The Adyar river forms a tidal creek just before it enters the Bay of Bengal. The creek and the estuary formed a great ecosystem for flora and fauna to flourish – until the city’s sewage and industrial effluence heavily contaminated it. Initiated by CAG and ordered by the High court, Ecological restoration projects undertaken by the Tamilnadu government about a decade ago led to the creation of the 58 acre Adyar Eco Park and the 300 acre Adyar estuary.
The park management currently only allow guided tours and we got around visiting the park today. For a ridiculously low entry ticket – 20 INR, you get to be amidst dense greenery. The tour is a guide-led walk around the man-made rainwater lake bordered by dense foliage and interspersed with rock art-work of insects, birds and reptiles
A really old Amman temple is left untouched. Fishermen and folks from the adjacent dwellings apparently visit it every Friday.
A narrow walkway segments the rain-water section of the park from the salt-water estuary. Mangroves lined along the creek and on the mini-islands provide just the right ecosystem and protection for the fishes, birds, turtles and reptiles.
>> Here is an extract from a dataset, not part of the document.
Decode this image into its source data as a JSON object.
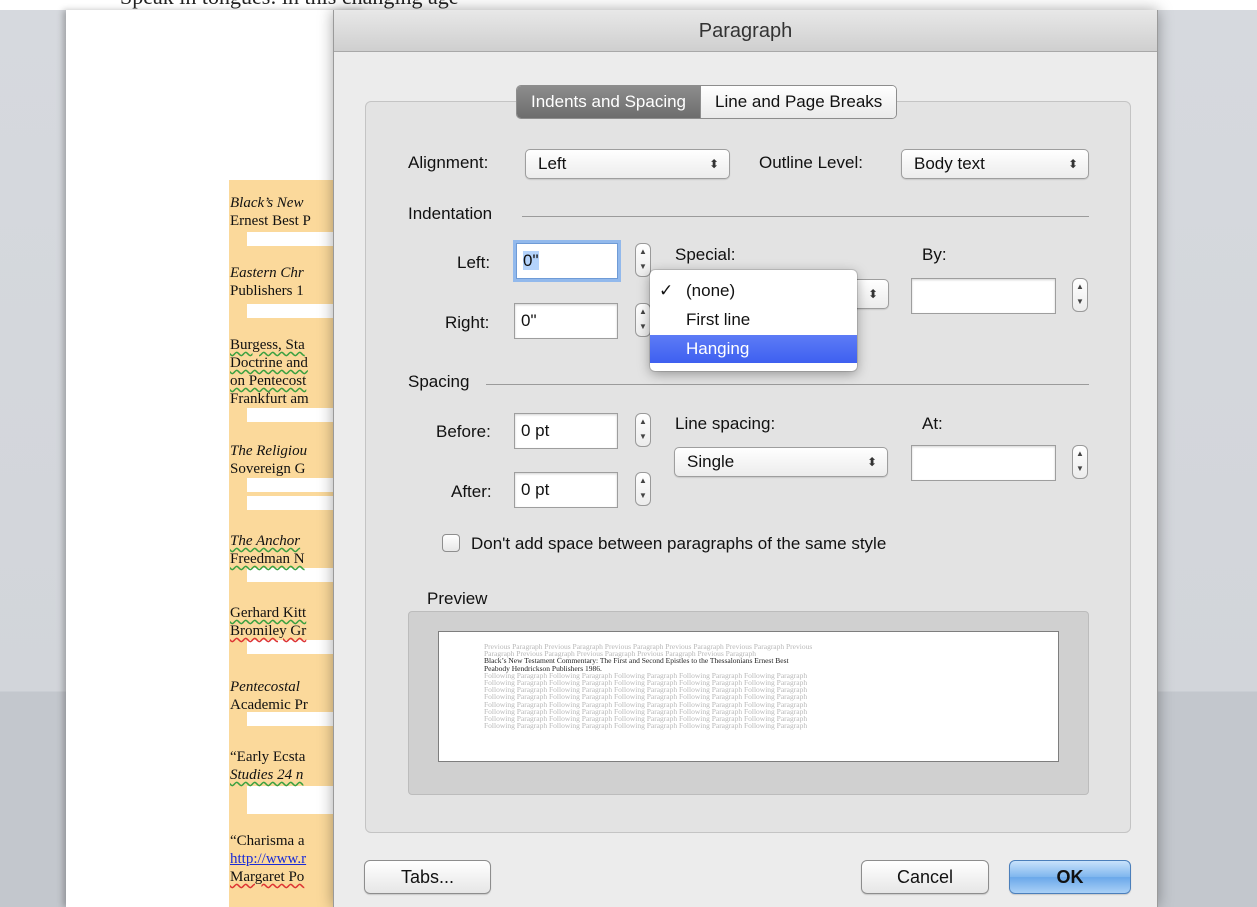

A fabulous get-away right in the city and I really wish they allowed us to explore it by ourselves! Would make for a terrific run in the woods – Something so hard to find in Chennai.